Hassan & Cilley’s No Contrast Non-Debate
Primary elections ask voters to make a choice based on differences, but neither Jackie Cilley nor Maggie Hassan gave undecided Democratic primary voters much to go on in Wednesday night’s WMUR / New Hampshire Union Leader debate held at Saint Anselm College’s Institute of Politics. Both candidates passed up opportunities to contrast themselves with their opponent, prompting long-shot participant Bill Kennedy to comment, “I haven’t heard much beyond the watered-down rhetoric.”
The hour-long debate gave equal time to the three candidates, who fielded questions on state issues from New Hampshire Public Radio’s Josh Rogers, WMUR’s Josh McElveen, and the Union Leader’s John DiStaso.
McElveen kicked things off with a direct question to Cilley about whether she thinks New Hampshire needs a broad-based tax. Cilley, who has refused to take The Pledge against such taxes, gave her usual dodge before finally stating, “I think that everything is on the table.” McElveen then asked Hassan whether she is a “pledge zombie,” and Hassan reiterated her pledge to veto a sales or income tax.
DiStaso followed up with a question noting that in her first run for state senate in 2002, Hassan had stated that she would vote for the “right” income tax, and asked whether Hassan’s changed position was politically motivated. Hassan suggested her position today grew out of conversations she’s had with voters over the years making clear their opposition to such a tax.
Rogers kept up the line of questioning, challenging Cilley to go further than her earlier dodge and cut to the chase: How much revenue do you think the state needs? Cilley responded with a convoluted statement about “fair redistribution” of resources – meaning, higher taxes for someone.

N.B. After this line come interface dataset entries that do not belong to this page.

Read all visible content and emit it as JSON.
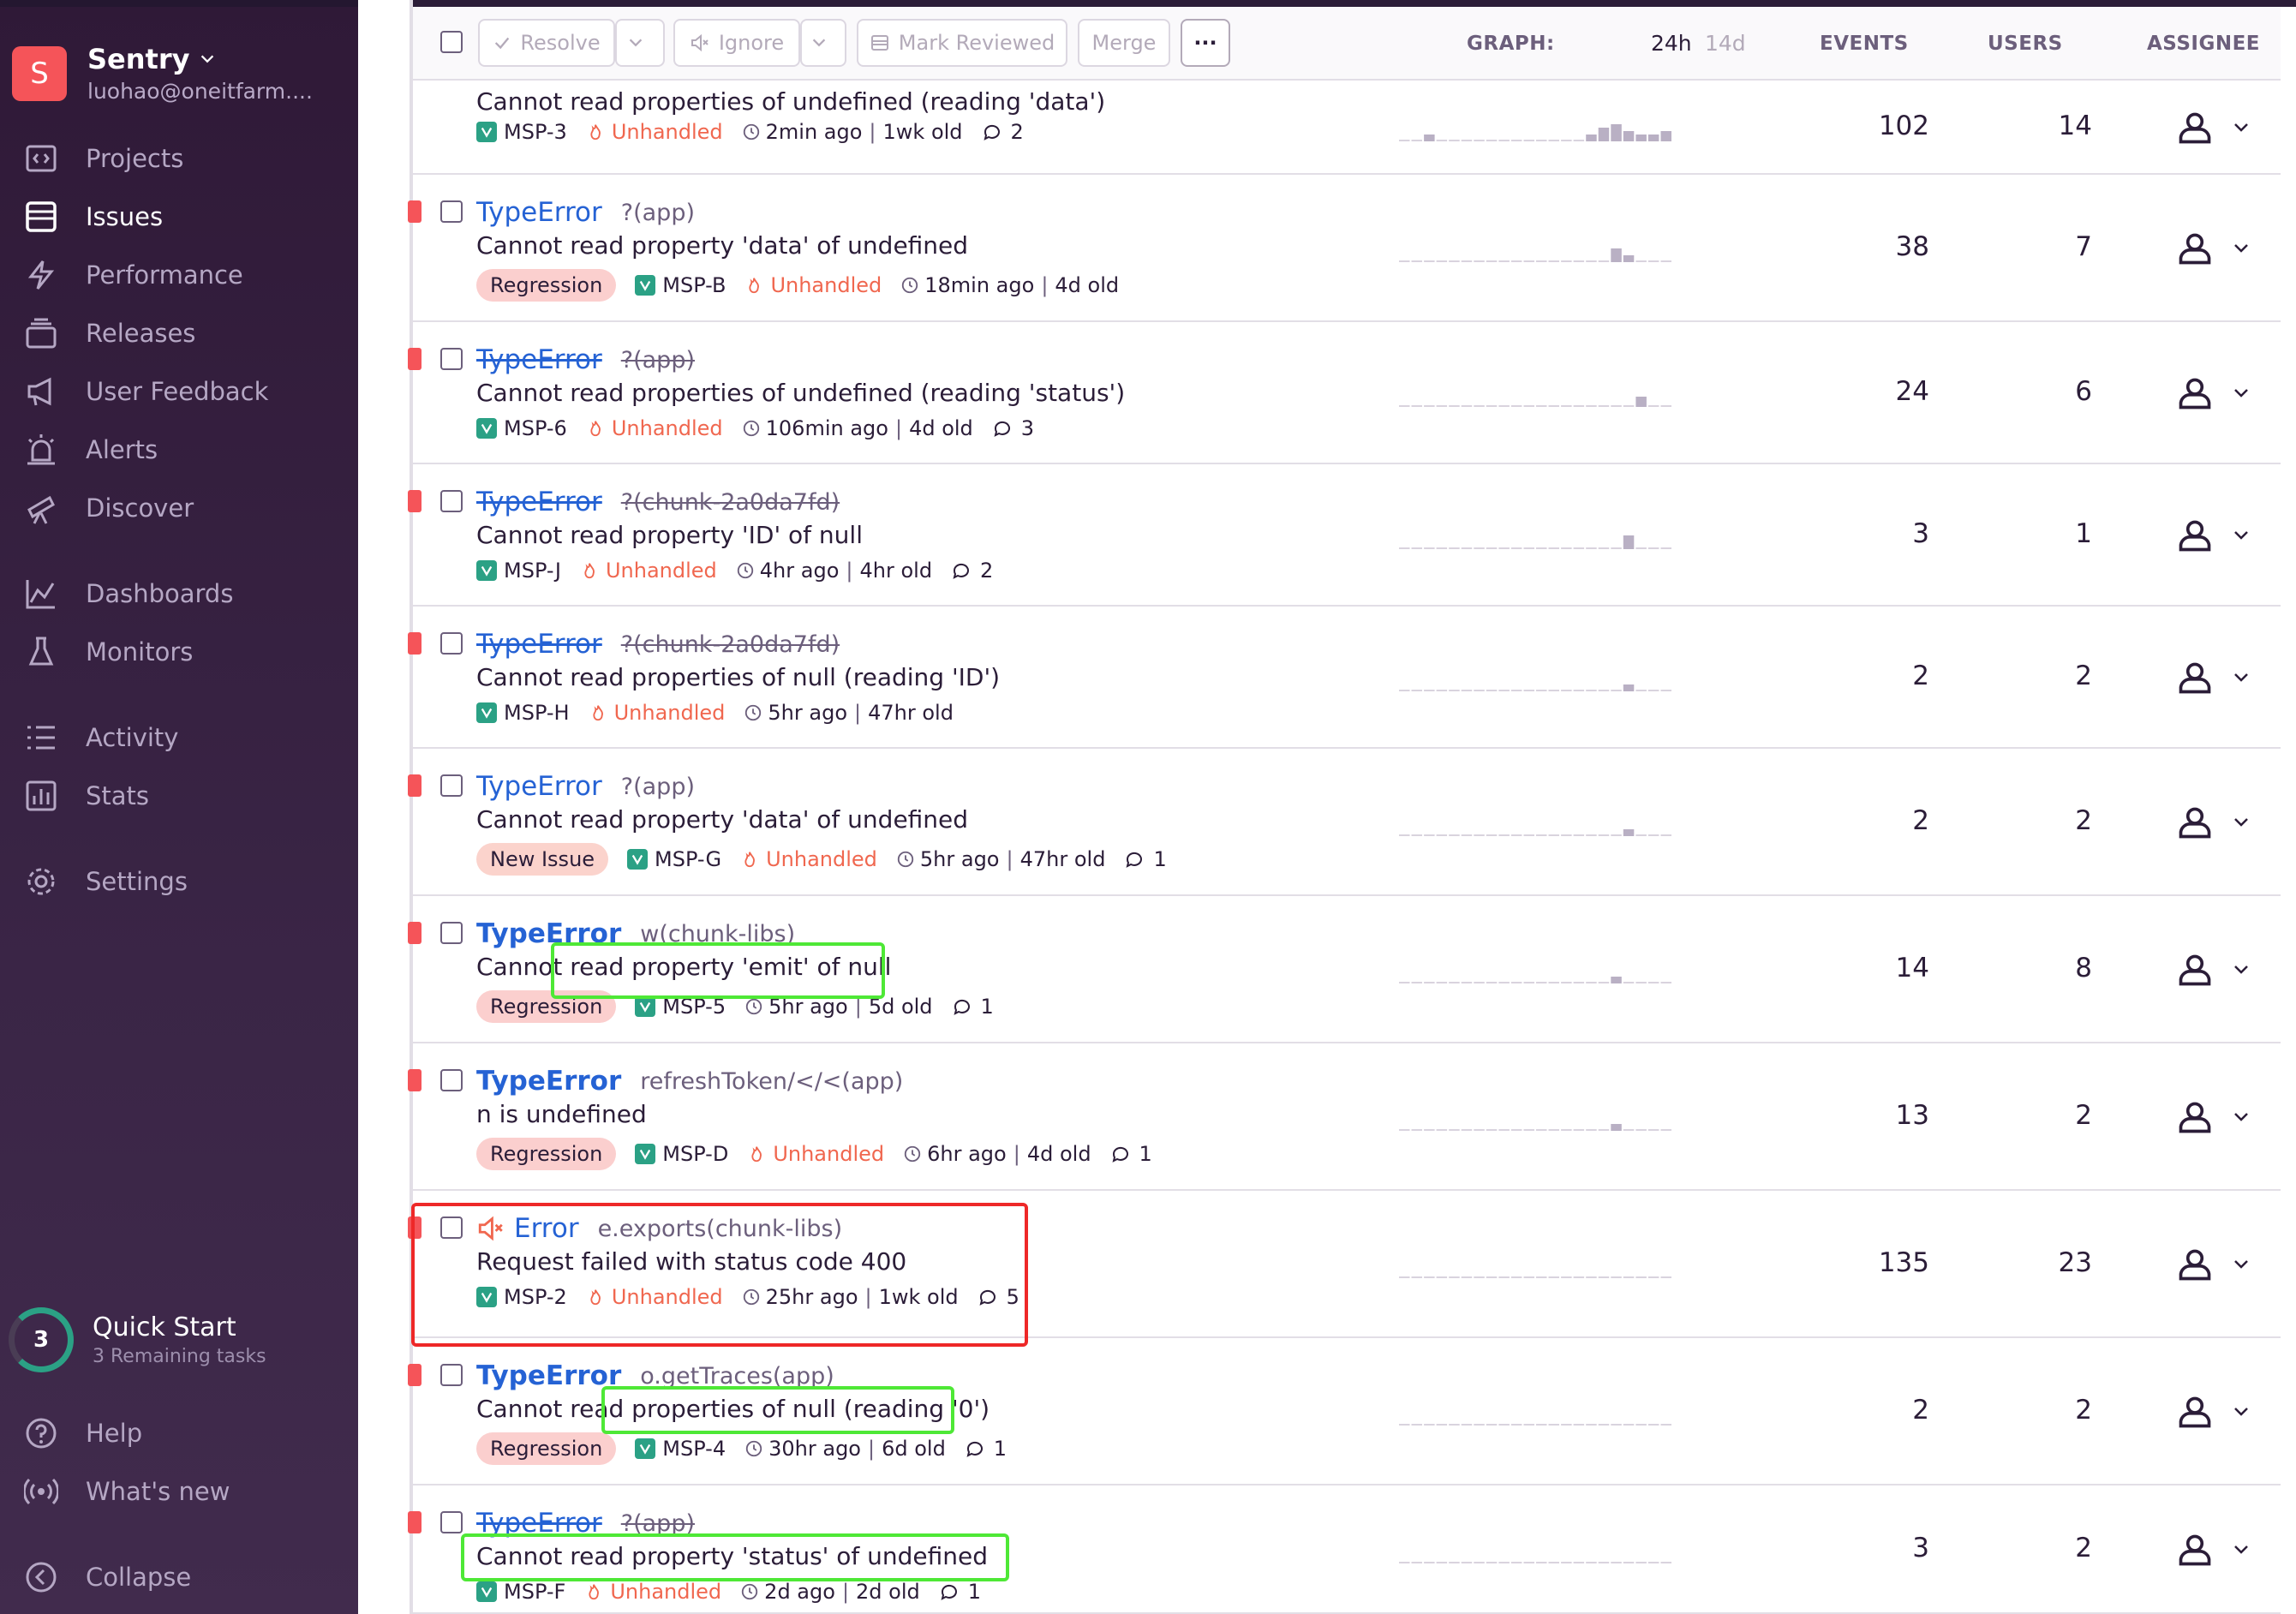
{
  "org": {
    "initial": "S",
    "name": "Sentry",
    "user": "luohao@oneitfarm...."
  },
  "nav": {
    "projects": "Projects",
    "issues": "Issues",
    "performance": "Performance",
    "releases": "Releases",
    "user_feedback": "User Feedback",
    "alerts": "Alerts",
    "discover": "Discover",
    "dashboards": "Dashboards",
    "monitors": "Monitors",
    "activity": "Activity",
    "stats": "Stats",
    "settings": "Settings",
    "help": "Help",
    "whats_new": "What's new",
    "collapse": "Collapse"
  },
  "quick_start": {
    "count": "3",
    "title": "Quick Start",
    "subtitle": "3 Remaining tasks"
  },
  "toolbar": {
    "resolve": "Resolve",
    "ignore": "Ignore",
    "mark_reviewed": "Mark Reviewed",
    "merge": "Merge",
    "more": "···",
    "graph": "GRAPH:",
    "period_24h": "24h",
    "period_14d": "14d",
    "events": "EVENTS",
    "users": "USERS",
    "assignee": "ASSIGNEE"
  },
  "issues": [
    {
      "type": "",
      "culprit": "",
      "message": "Cannot read properties of undefined (reading 'data')",
      "badge": "",
      "short_id": "MSP-3",
      "unhandled": "Unhandled",
      "last_seen": "2min ago",
      "age": "1wk old",
      "comments": "2",
      "events": "102",
      "users": "14"
    },
    {
      "type": "TypeError",
      "culprit": "?(app)",
      "message": "Cannot read property 'data' of undefined",
      "badge": "Regression",
      "short_id": "MSP-B",
      "unhandled": "Unhandled",
      "last_seen": "18min ago",
      "age": "4d old",
      "comments": "",
      "events": "38",
      "users": "7"
    },
    {
      "type": "TypeError",
      "culprit": "?(app)",
      "message": "Cannot read properties of undefined (reading 'status')",
      "badge": "",
      "short_id": "MSP-6",
      "unhandled": "Unhandled",
      "last_seen": "106min ago",
      "age": "4d old",
      "comments": "3",
      "events": "24",
      "users": "6"
    },
    {
      "type": "TypeError",
      "culprit": "?(chunk-2a0da7fd)",
      "message": "Cannot read property 'ID' of null",
      "badge": "",
      "short_id": "MSP-J",
      "unhandled": "Unhandled",
      "last_seen": "4hr ago",
      "age": "4hr old",
      "comments": "2",
      "events": "3",
      "users": "1"
    },
    {
      "type": "TypeError",
      "culprit": "?(chunk-2a0da7fd)",
      "message": "Cannot read properties of null (reading 'ID')",
      "badge": "",
      "short_id": "MSP-H",
      "unhandled": "Unhandled",
      "last_seen": "5hr ago",
      "age": "47hr old",
      "comments": "",
      "events": "2",
      "users": "2"
    },
    {
      "type": "TypeError",
      "culprit": "?(app)",
      "message": "Cannot read property 'data' of undefined",
      "badge": "New Issue",
      "short_id": "MSP-G",
      "unhandled": "Unhandled",
      "last_seen": "5hr ago",
      "age": "47hr old",
      "comments": "1",
      "events": "2",
      "users": "2"
    },
    {
      "type": "TypeError",
      "culprit": "w(chunk-libs)",
      "message": "Cannot read property 'emit' of null",
      "badge": "Regression",
      "short_id": "MSP-5",
      "unhandled": "",
      "last_seen": "5hr ago",
      "age": "5d old",
      "comments": "1",
      "events": "14",
      "users": "8"
    },
    {
      "type": "TypeError",
      "culprit": "refreshToken/</<(app)",
      "message": "n is undefined",
      "badge": "Regression",
      "short_id": "MSP-D",
      "unhandled": "Unhandled",
      "last_seen": "6hr ago",
      "age": "4d old",
      "comments": "1",
      "events": "13",
      "users": "2"
    },
    {
      "type": "Error",
      "culprit": "e.exports(chunk-libs)",
      "message": "Request failed with status code 400",
      "badge": "",
      "short_id": "MSP-2",
      "unhandled": "Unhandled",
      "last_seen": "25hr ago",
      "age": "1wk old",
      "comments": "5",
      "events": "135",
      "users": "23"
    },
    {
      "type": "TypeError",
      "culprit": "o.getTraces(app)",
      "message": "Cannot read properties of null (reading '0')",
      "badge": "Regression",
      "short_id": "MSP-4",
      "unhandled": "",
      "last_seen": "30hr ago",
      "age": "6d old",
      "comments": "1",
      "events": "2",
      "users": "2"
    },
    {
      "type": "TypeError",
      "culprit": "?(app)",
      "message": "Cannot read property 'status' of undefined",
      "badge": "",
      "short_id": "MSP-F",
      "unhandled": "Unhandled",
      "last_seen": "2d ago",
      "age": "2d old",
      "comments": "1",
      "events": "3",
      "users": "2"
    }
  ],
  "colors": {
    "sidebar_bg": "#2f1937",
    "accent_link": "#2562d4",
    "level_error": "#f55459",
    "unhandled": "#f0674f",
    "highlight_red": "#ee2828",
    "highlight_green": "#4ee836"
  }
}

Cilley later stated that the state is “not making the investments that we need to make” – meaning, more spending.
“The first thing that we have to do is stop the Tea Party,” Hassan said, responding to a question from moderator Tom Griffith about her plans regarding jobs and the economy. Hassan and Cilley both stated support for restoring funding to the state university system. Hassan also voiced support for doubling the state’s tax credit for research and development and for raising cigarette taxes.
DiStaso raised a more emotional issue of capital punishment, asking each of the candidates if they would commute convicted cop killer Michael Addison’s death sentence and whether they would have vetoed the Kimberly Cates capital felony law. Hassan and Cilley responded with answers that could haunt them politically in the fall campaign. Both Hassan and Cilley said they would not commute Addison’s sentence to life, despite their personal opposition to the death penalty, but both also said they would have vetoed the Cates bill. Cilley, lamely, tried to draw a distinction between her personal beliefs and what she would do as governor on issues of capital offenses.
McElveen turned discussion to the Hepatitis C outbreak at Exeter Hospital and the state’s role in public health issues. Cilley, who got the question first, seemed unprepared for it and gave a blah-blah response. Hassan, who lives in Exeter near the hospital, had a better grasp of the issue.
DiStaso offered the candidates an opportunity to contrast themselves with retiring Gov. John Lynch. Given a chance to appeal to left-leaning primary voters who might be frustrated by Lynch’s centrism, Hassan gave the Governor a full rhetorical embrace. Cilley offered faint praise – “I thank him for his service” – then quoted the governor’s retirement announcement when he spoke of giving way for “new leadership and new ideas.”
McElveen then asked the candidates to state why they would make a better choice than the person standing next to them, and again, the women declined to draw a sharp difference. Hassan rattled off three relatively minor pieces of legislation on which the two former state senators had voted differently – concerning payday lending (Cilley voted against capping interest rates), the smoking ban in public places (Cilley opposed the ban), and a bill concerning financial penalties for labor violation. Hassan indirectly underscored the reality that the two had essentially identical voting records as state senators.
Similarity, not difference, also characterized the candidate’s pro-gambling positions, with Hassan stating flatly that “both Jackie and I have voted for expanding gambling proposals in the past.”
All the candidates dodged on Northern Pass, saying they didn’t like the existing plan but would be open to an alternative.
McElveen asked Cilley and Hassan how they could argue that they could defeat a conservative Republican opponent in the general election, given that they both lost to conservative Republicans in their 2010 re-election campaigns for state senate. Cilley laughed off the question, saying, “That was a very different time and things have changed.” Hassan said, “I have a plan to stop the Tea Party and begin reversing the damage.”
Kennedy, who was given equal time in the debate, is making his first bid for public office and did not show the political skills needed to get elected governor. Earlier in the debate he promised “karaoke Fridays” at the State House. His closing statement, something that should have been well-prepared and rehearsed, came out as a rambling mess.
Fergus@ferguscullen.com, September 5, 2012